● EXERCISE
Gather each line containing the string "label" from these entries.

Extracted data entries
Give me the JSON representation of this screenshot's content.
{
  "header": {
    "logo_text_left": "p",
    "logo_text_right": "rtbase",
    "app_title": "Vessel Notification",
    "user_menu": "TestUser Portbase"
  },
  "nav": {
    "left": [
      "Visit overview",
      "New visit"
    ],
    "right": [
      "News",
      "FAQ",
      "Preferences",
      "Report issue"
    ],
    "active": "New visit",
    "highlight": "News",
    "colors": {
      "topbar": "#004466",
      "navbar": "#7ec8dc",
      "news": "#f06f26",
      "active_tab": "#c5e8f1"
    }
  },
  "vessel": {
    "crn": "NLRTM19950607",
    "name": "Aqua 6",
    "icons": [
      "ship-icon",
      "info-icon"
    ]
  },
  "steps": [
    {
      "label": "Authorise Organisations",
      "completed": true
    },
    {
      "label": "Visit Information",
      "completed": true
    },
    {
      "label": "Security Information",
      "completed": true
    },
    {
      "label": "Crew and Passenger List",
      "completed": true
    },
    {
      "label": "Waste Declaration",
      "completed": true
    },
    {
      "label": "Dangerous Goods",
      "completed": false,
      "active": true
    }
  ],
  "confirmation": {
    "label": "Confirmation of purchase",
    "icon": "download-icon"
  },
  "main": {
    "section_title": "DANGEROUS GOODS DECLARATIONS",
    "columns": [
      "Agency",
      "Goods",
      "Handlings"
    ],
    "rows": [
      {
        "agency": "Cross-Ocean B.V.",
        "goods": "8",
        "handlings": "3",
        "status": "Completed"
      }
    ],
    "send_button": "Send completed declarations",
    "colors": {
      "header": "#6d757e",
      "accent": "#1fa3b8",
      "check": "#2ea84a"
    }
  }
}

● YOUR RESPONSE
      "label": "Authorise Organisations",
      "label": "Visit Information",
      "label": "Security Information",
      "label": "Crew and Passenger List",
      "label": "Waste Declaration",
      "label": "Dangerous Goods",
    "label": "Confirmation of purchase",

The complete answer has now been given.